Extracted records
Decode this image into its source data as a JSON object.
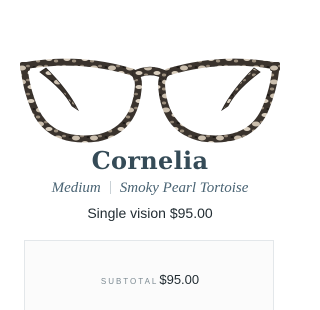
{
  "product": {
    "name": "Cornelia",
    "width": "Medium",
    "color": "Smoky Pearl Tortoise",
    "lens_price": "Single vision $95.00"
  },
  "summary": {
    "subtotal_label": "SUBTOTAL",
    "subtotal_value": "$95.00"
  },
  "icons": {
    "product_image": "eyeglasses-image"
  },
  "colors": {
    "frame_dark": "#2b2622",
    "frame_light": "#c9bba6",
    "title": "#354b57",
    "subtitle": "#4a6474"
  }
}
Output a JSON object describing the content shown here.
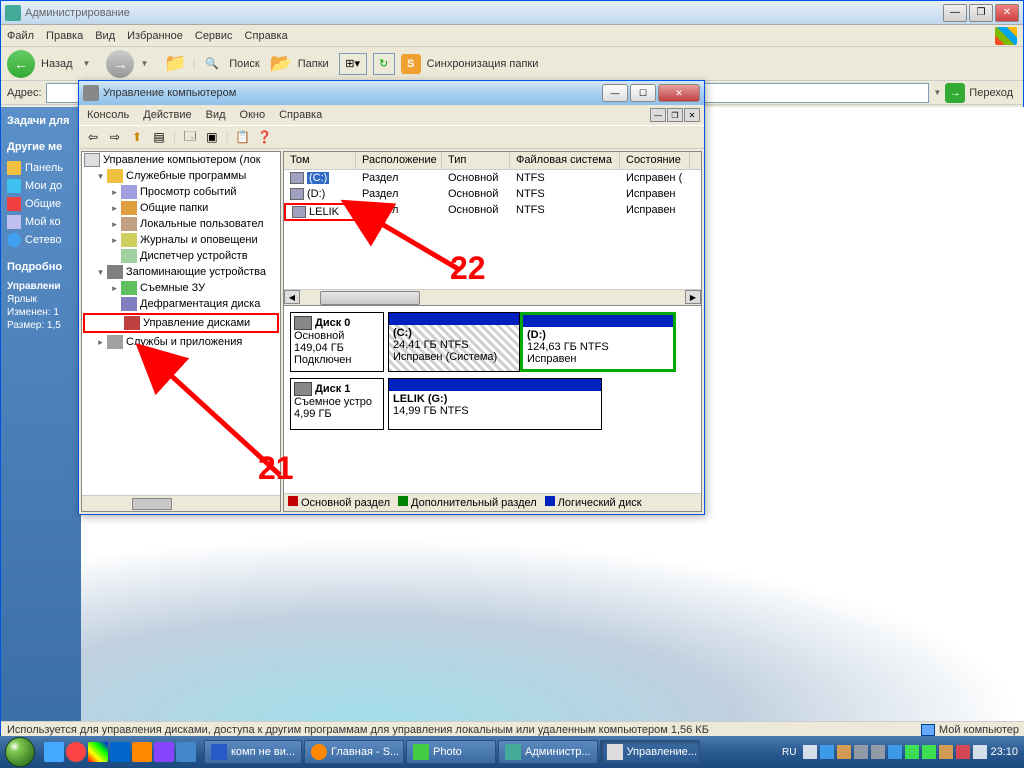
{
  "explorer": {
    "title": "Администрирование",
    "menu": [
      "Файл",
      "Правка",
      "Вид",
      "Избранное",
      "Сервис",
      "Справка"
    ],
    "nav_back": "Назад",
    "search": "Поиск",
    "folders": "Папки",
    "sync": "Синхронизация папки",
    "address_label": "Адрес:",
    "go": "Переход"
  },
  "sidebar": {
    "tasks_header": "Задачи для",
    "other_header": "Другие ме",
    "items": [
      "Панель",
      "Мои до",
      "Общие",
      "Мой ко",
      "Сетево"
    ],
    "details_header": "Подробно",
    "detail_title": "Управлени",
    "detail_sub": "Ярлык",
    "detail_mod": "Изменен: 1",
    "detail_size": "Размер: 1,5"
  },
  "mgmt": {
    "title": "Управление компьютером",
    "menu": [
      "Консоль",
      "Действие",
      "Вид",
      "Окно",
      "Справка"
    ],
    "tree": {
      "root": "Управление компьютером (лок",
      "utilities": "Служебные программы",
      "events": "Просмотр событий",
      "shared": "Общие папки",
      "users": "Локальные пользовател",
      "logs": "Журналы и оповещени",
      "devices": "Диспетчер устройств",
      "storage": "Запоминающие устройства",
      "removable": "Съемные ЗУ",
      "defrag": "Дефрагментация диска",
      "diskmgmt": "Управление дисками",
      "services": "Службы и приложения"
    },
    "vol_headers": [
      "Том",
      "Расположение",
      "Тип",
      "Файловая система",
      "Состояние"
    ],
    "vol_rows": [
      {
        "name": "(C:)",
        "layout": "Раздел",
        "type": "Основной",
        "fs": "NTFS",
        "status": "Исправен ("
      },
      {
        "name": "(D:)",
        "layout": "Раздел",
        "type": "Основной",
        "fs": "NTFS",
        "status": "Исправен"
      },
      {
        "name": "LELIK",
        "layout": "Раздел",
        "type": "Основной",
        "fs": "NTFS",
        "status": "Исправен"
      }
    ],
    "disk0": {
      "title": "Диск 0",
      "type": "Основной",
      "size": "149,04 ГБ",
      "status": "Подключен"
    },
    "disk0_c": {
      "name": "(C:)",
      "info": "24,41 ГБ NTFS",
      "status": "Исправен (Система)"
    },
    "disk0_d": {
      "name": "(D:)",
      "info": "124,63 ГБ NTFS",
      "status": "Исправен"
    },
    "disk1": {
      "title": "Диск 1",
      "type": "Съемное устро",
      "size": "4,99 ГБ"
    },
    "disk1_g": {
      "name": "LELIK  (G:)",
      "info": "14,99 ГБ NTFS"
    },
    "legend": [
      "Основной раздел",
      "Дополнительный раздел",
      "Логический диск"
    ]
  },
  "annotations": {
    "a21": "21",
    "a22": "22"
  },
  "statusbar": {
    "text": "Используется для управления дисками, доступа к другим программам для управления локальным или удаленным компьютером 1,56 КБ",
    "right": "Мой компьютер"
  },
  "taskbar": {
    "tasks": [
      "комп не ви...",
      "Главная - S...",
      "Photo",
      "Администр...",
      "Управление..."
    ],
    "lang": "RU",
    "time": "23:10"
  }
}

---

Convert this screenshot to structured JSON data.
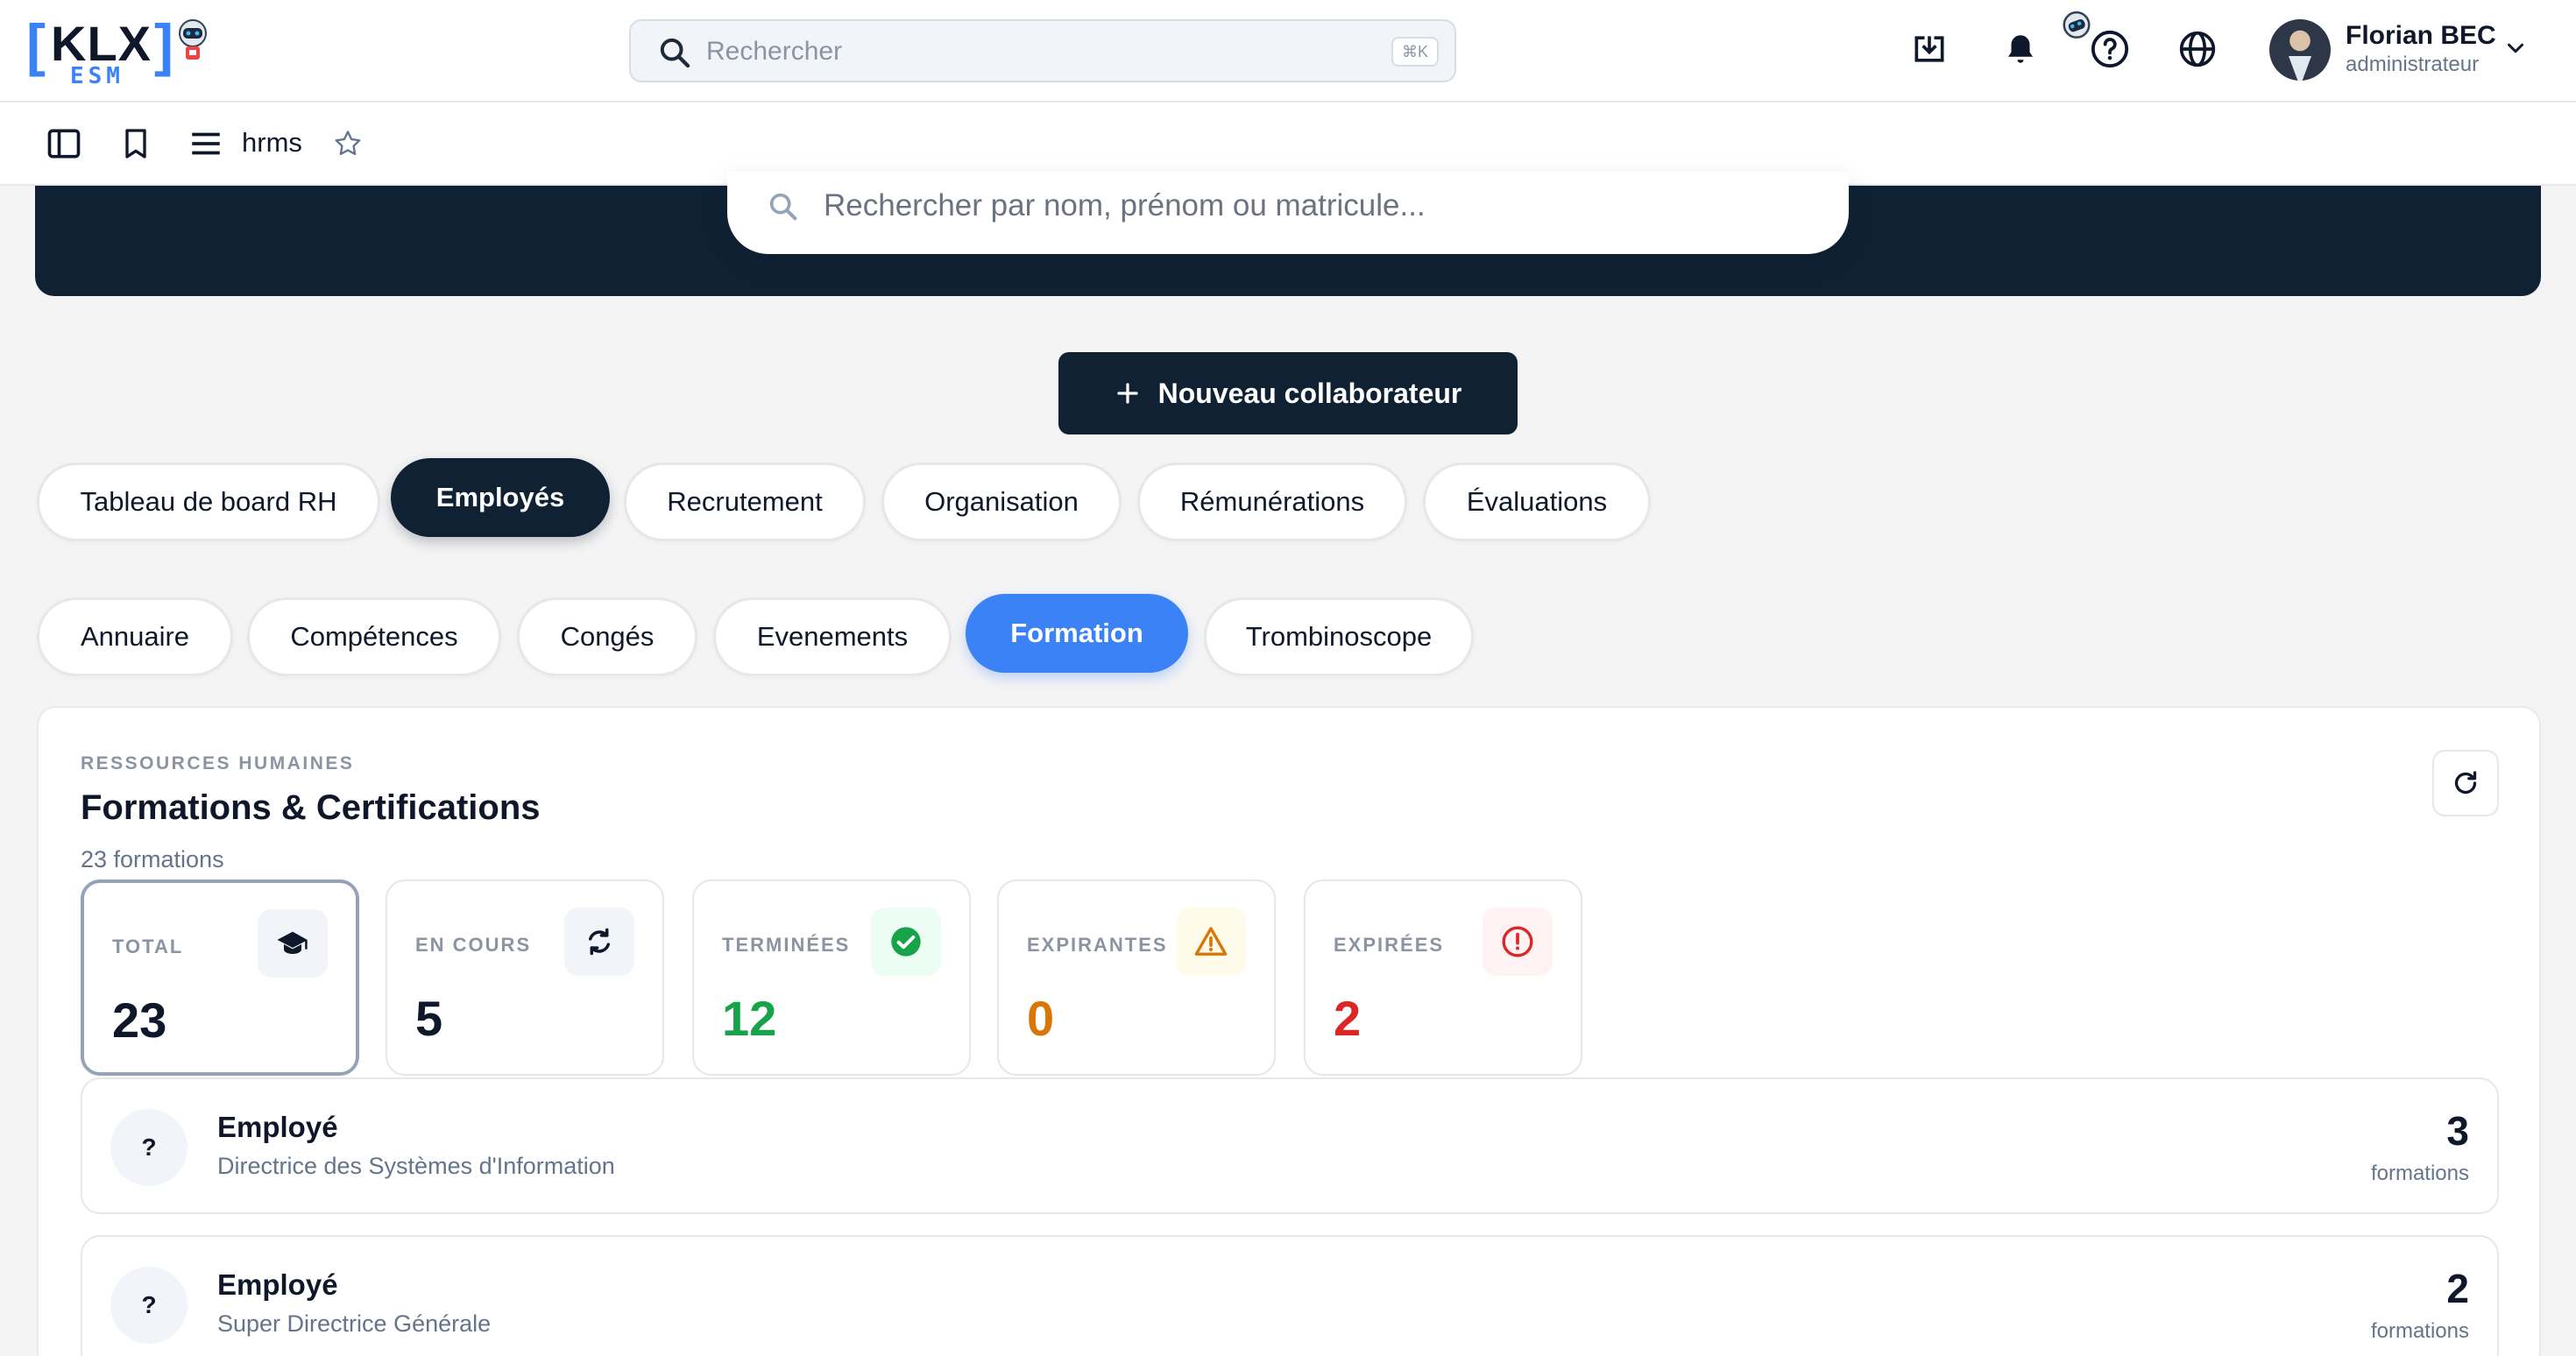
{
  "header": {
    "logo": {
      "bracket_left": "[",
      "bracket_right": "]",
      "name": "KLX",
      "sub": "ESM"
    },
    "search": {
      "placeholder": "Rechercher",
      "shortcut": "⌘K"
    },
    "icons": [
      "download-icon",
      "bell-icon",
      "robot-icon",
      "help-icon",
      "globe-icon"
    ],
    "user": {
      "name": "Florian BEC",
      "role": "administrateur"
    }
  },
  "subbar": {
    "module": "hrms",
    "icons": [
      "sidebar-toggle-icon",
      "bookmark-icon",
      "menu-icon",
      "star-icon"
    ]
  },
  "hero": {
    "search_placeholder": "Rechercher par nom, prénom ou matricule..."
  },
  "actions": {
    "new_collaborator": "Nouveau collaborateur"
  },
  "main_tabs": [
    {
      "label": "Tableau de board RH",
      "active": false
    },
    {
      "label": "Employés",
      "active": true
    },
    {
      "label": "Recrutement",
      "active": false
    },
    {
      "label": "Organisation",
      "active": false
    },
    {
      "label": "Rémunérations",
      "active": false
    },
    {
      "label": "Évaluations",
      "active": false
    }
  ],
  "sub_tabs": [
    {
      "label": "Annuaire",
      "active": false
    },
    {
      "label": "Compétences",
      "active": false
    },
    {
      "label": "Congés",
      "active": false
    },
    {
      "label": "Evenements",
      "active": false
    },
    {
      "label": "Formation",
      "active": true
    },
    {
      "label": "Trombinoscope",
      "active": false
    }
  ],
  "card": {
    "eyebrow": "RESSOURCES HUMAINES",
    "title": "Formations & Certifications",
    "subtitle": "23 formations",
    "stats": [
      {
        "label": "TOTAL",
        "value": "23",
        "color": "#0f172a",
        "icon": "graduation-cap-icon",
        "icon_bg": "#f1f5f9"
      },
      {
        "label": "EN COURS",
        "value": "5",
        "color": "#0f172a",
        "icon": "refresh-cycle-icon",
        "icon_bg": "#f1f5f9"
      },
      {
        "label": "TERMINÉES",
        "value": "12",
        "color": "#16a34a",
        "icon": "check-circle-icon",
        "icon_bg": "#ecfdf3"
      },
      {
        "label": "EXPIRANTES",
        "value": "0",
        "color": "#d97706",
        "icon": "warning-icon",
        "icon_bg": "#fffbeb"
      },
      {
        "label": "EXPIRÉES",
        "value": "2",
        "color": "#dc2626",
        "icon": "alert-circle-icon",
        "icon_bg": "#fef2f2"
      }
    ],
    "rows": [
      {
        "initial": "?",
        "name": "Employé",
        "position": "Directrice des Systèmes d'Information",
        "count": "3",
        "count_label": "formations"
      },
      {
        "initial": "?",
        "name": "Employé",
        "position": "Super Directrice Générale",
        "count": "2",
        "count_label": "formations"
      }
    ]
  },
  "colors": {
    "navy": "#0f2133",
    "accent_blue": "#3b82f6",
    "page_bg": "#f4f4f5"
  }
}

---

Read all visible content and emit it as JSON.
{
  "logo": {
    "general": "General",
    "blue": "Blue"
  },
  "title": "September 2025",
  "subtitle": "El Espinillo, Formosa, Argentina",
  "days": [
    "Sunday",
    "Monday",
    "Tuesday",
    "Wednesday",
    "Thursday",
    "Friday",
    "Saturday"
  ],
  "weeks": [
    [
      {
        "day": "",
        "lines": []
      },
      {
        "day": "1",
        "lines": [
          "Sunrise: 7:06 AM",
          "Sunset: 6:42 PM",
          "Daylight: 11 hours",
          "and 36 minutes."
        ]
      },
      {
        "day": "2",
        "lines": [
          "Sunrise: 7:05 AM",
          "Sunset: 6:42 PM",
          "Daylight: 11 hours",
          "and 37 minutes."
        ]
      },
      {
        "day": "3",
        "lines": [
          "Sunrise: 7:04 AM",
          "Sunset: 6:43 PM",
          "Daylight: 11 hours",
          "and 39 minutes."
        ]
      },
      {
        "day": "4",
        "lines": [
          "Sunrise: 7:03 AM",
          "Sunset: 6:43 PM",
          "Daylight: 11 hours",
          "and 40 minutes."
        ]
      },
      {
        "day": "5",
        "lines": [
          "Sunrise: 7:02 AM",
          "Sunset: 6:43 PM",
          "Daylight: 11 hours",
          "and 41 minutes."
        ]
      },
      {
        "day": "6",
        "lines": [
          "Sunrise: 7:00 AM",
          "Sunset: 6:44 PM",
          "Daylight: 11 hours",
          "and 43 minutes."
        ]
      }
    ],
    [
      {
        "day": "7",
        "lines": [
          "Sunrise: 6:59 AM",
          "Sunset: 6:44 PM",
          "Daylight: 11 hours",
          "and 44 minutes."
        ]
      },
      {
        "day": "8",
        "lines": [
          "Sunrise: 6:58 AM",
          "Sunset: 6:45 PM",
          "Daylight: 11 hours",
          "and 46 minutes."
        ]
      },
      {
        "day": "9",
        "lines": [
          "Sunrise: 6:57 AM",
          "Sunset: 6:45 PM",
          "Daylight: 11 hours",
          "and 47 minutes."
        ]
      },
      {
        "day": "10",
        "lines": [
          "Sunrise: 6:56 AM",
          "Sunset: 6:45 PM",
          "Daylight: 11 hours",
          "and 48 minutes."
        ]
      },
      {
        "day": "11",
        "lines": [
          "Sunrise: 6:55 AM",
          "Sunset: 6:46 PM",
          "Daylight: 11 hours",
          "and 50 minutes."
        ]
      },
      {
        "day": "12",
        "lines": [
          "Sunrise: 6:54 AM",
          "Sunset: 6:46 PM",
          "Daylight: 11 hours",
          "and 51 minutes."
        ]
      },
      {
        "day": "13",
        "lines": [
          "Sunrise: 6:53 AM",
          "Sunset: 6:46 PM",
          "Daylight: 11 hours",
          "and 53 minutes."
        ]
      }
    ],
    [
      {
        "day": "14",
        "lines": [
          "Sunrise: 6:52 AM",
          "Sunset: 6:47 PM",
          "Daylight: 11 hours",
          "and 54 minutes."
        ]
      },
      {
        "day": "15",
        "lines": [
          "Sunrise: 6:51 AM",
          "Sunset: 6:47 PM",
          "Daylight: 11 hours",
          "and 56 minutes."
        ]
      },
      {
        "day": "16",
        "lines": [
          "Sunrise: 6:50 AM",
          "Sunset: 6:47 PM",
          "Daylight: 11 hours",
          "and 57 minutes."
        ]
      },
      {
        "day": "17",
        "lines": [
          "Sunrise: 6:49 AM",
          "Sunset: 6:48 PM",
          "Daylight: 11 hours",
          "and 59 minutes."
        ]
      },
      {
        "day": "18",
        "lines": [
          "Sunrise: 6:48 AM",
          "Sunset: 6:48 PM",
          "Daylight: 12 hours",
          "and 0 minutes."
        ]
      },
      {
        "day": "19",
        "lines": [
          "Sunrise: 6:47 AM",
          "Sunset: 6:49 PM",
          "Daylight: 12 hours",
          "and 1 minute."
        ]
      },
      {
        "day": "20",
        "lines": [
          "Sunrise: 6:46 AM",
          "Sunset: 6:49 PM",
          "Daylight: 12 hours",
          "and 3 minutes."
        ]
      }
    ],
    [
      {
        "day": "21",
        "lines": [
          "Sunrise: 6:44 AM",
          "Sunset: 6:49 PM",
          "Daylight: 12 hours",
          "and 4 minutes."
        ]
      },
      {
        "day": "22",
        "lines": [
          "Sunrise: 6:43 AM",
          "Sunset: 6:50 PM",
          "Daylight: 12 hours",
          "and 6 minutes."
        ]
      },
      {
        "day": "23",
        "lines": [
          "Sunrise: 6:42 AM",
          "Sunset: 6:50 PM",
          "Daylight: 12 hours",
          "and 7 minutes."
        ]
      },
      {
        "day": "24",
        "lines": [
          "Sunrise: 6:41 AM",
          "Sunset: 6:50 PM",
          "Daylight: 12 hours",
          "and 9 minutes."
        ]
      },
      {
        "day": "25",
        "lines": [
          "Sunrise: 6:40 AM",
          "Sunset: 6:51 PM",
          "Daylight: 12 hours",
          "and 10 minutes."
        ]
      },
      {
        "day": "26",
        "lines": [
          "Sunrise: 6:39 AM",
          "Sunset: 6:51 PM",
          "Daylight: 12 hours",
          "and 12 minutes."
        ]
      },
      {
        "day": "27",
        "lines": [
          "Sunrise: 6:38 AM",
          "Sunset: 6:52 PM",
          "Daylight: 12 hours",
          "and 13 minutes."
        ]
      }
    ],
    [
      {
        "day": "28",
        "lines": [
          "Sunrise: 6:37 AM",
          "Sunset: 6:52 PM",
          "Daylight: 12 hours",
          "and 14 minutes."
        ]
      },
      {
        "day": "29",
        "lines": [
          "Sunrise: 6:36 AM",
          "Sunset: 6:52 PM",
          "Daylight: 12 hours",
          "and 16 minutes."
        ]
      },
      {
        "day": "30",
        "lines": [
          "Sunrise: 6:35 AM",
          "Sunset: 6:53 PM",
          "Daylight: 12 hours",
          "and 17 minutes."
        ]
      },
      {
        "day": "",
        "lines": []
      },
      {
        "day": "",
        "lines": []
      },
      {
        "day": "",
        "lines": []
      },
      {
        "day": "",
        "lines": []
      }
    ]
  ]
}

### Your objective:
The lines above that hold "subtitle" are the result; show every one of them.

### Exercise output:
    "subtitle": "#4a6474"
    "subtitle": "23 formations",
  "subtitle": "El Espinillo, Formosa, Argentina",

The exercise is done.